## Task material
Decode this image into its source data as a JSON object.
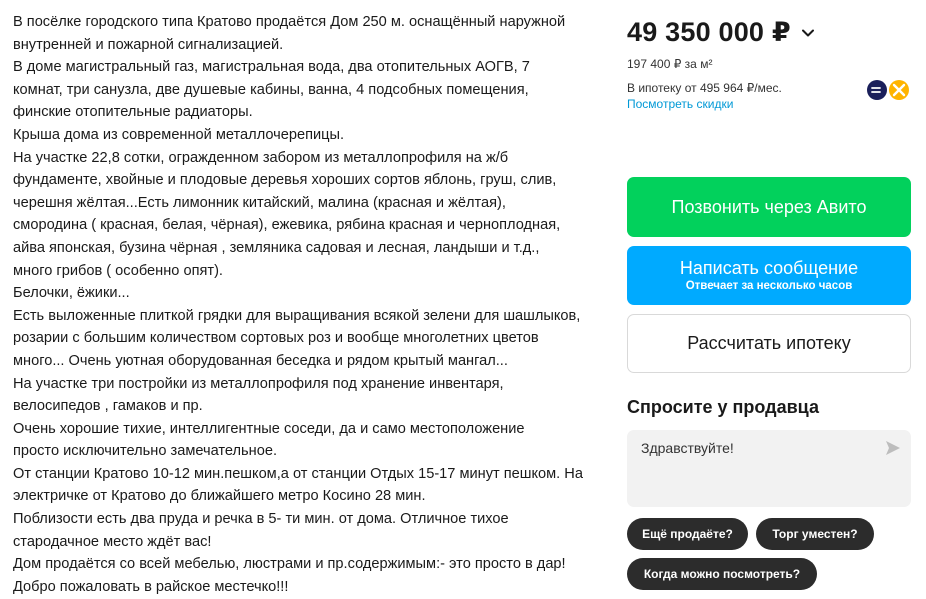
{
  "description": {
    "lines": [
      "В посёлке городского типа Кратово продаётся Дом 250 м. оснащённый наружной",
      "внутренней и пожарной сигнализацией.",
      "В доме магистральный газ, магистральная вода, два отопительных АОГВ, 7",
      "комнат, три санузла, две душевые кабины, ванна, 4 подсобных помещения,",
      "финские отопительные радиаторы.",
      "Крыша дома из современной металлочерепицы.",
      "На участке 22,8 сотки, огражденном забором из металлопрофиля на ж/б",
      "фундаменте, хвойные и плодовые деревья хороших сортов яблонь, груш, слив,",
      "черешня жёлтая...Есть лимонник китайский, малина (красная и жёлтая),",
      "смородина ( красная, белая, чёрная), ежевика, рябина красная и черноплодная,",
      "айва японская, бузина чёрная , земляника садовая и лесная, ландыши и т.д.,",
      "много грибов ( особенно опят).",
      "Белочки, ёжики...",
      "Есть выложенные плиткой грядки для выращивания всякой зелени для шашлыков,",
      "розарии с большим количеством сортовых роз и вообще многолетних цветов",
      "много... Очень уютная оборудованная беседка и рядом крытый мангал...",
      "На участке три постройки из металлопрофиля под хранение инвентаря,",
      "велосипедов , гамаков и пр.",
      "Очень хорошие тихие, интеллигентные соседи, да и само местоположение",
      "просто исключительно замечательное.",
      "От станции Кратово 10-12 мин.пешком,а от станции Отдых 15-17 минут пешком. На",
      "электричке от Кратово до ближайшего метро Косино 28 мин.",
      "Поблизости есть два пруда и речка в 5- ти мин. от дома. Отличное тихое",
      "стародачное место ждёт вас!",
      "Дом продаётся со всей мебелью, люстрами и пр.содержимым:- это просто в дар!",
      "Добро пожаловать в райское местечко!!!"
    ]
  },
  "price": {
    "value": "49 350 000 ₽",
    "per_m2": "197 400 ₽ за м²",
    "mortgage": "В ипотеку от 495 964 ₽/мес.",
    "discounts_link": "Посмотреть скидки"
  },
  "actions": {
    "call": "Позвонить через Авито",
    "message": "Написать сообщение",
    "message_sub": "Отвечает за несколько часов",
    "mortgage_calc": "Рассчитать ипотеку"
  },
  "ask_seller": {
    "title": "Спросите у продавца",
    "input_value": "Здравствуйте!",
    "chips": [
      "Ещё продаёте?",
      "Торг уместен?",
      "Когда можно посмотреть?"
    ]
  },
  "colors": {
    "call_button": "#02d15c",
    "message_button": "#00aaff",
    "link": "#0099d6",
    "chip": "#2c2c2c"
  },
  "icons": {
    "price_toggle": "chevron-down-icon",
    "bank": "bank-logo-icon",
    "send": "send-icon"
  }
}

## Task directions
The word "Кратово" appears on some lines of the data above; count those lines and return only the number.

## Your response
3